As Europe rethinks its policies on regenerative medicine, the question is whether it can regain its footing in a competitive field it once led, given the in-built inconsistencies across the EU’s member states.
Europe positioned itself early as a leader in regenerative medicine, but the different protocols, requirements and practices between European members states have made the region less attractive for developing regenerative medicines, according to six regenerative medicine company executives who spoke with BioCentury.
From 2009-2015, Europe and the U.S. produced roughly equal numbers of newcos in the field, based on seed and series A financings (see Figure: “Generation Regeneration”). In all disease areas, Europe was less than half as active as the U.S. in raising seed and series A rounds in the period, meaning it relatively outperformed in regenerative medicine.
The picture reversed in the last six years, when the number of U.S. regenerative startups spiked, and the number in Europe progressively decreased.

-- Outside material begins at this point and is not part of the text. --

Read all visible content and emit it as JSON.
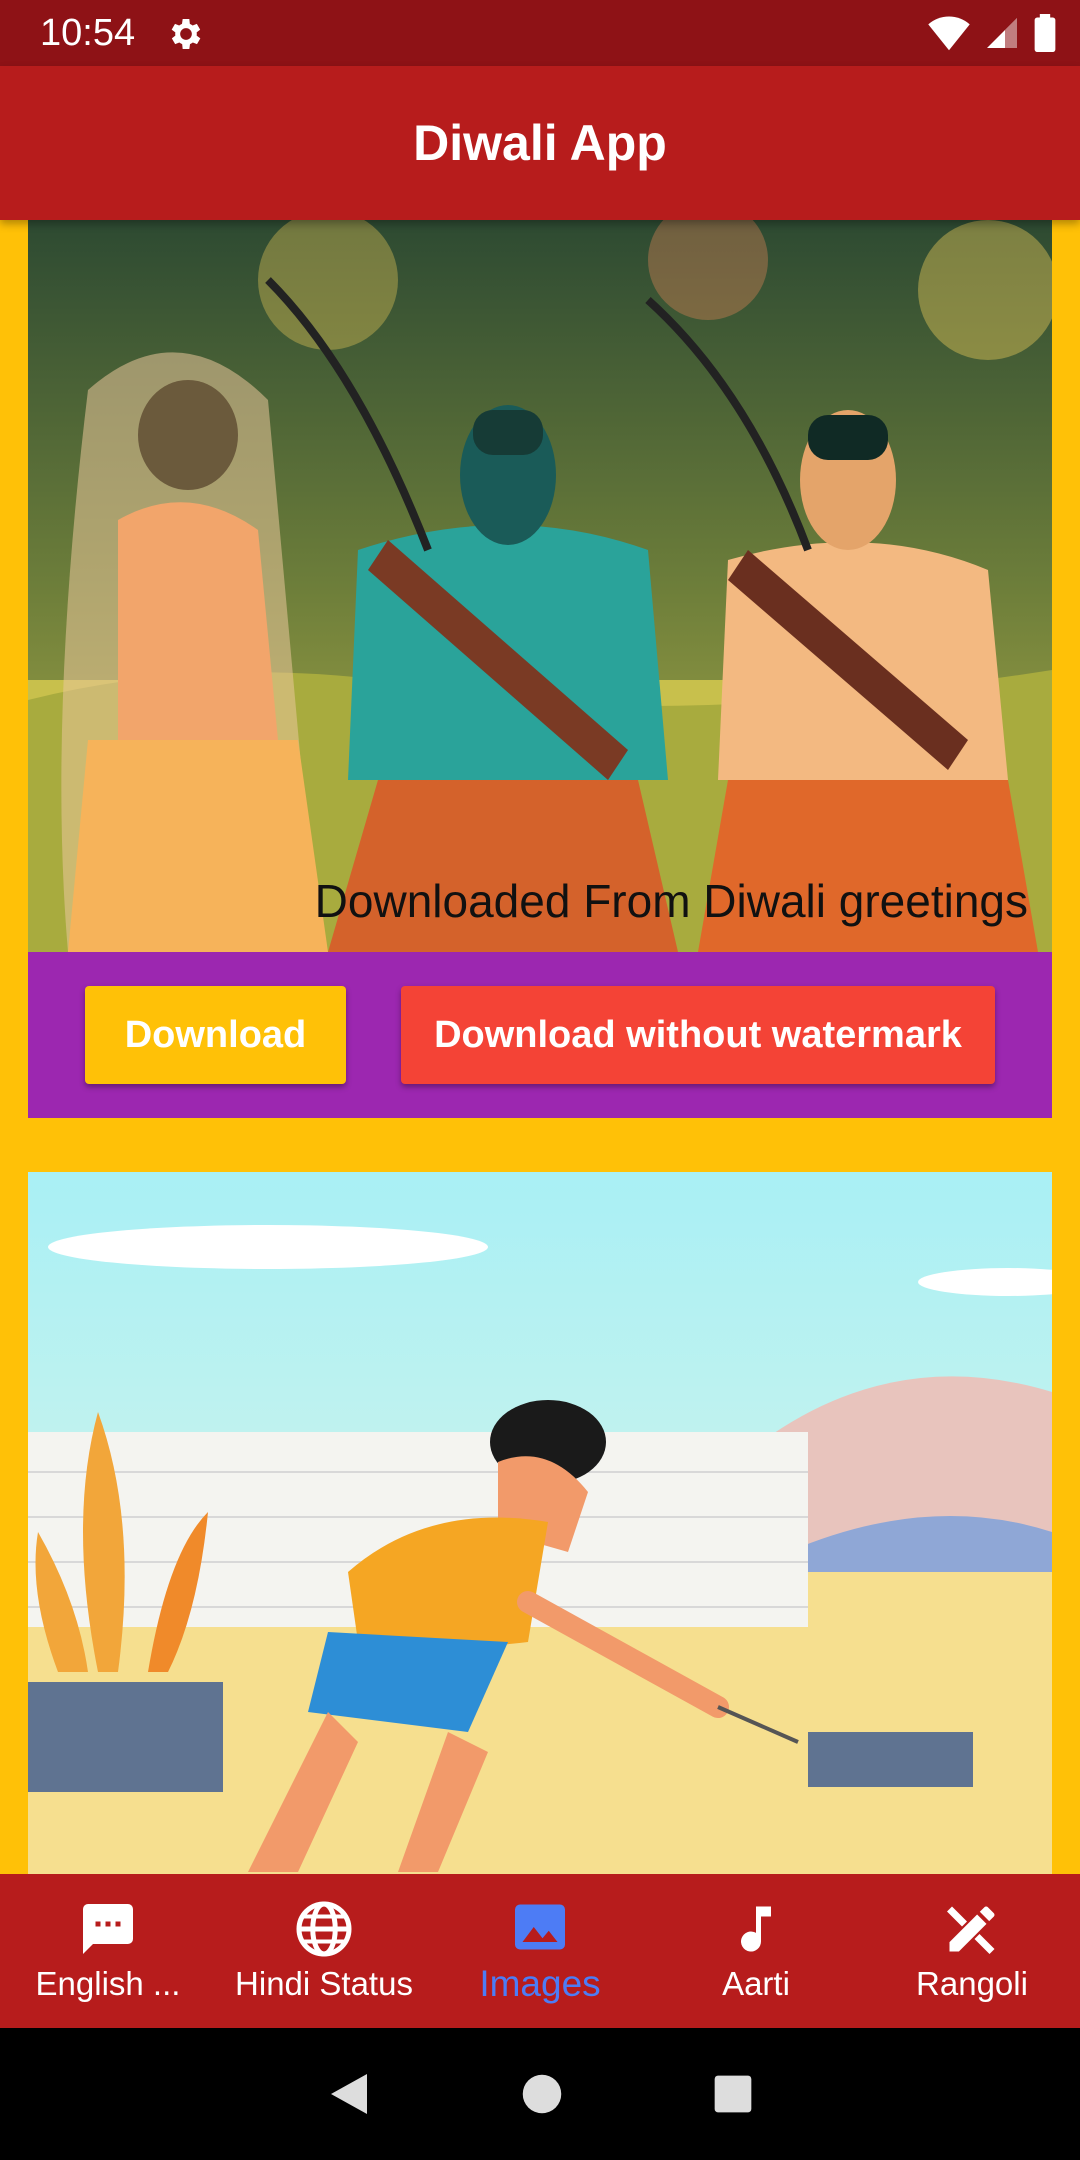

The peak year so far in the U.S. was 2017, when 14 regenerative medicine companies raised seed or series A funds, compared with two in Europe, according to BioCentury’s BCIQ database. This year has so far seen four companies in the U.S. and